-- Opening Marker --
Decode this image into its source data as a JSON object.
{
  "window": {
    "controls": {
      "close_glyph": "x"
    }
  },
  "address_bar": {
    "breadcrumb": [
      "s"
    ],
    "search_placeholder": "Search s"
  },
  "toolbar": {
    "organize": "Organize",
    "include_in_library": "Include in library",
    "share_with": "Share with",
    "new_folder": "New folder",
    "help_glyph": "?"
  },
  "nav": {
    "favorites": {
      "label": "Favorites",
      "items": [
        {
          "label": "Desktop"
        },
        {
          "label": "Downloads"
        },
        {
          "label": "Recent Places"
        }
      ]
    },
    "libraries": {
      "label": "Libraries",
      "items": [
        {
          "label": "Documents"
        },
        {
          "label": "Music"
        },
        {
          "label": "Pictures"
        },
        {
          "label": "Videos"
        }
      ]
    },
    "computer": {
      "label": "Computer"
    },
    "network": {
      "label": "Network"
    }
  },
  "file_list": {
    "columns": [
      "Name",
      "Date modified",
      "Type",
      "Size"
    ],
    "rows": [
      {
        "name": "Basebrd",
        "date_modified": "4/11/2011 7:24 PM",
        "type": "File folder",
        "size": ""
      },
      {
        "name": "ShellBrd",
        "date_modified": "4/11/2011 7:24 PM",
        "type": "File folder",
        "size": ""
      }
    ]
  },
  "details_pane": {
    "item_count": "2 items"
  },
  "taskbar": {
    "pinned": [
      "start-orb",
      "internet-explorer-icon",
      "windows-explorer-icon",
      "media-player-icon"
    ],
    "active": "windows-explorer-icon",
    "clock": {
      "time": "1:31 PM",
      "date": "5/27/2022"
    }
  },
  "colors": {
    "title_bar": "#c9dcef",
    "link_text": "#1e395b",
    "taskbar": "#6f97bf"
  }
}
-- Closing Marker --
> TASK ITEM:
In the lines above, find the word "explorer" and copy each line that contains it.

> SOLUTION FOR THIS TASK:
      "internet-explorer-icon",
      "windows-explorer-icon",
    "active": "windows-explorer-icon",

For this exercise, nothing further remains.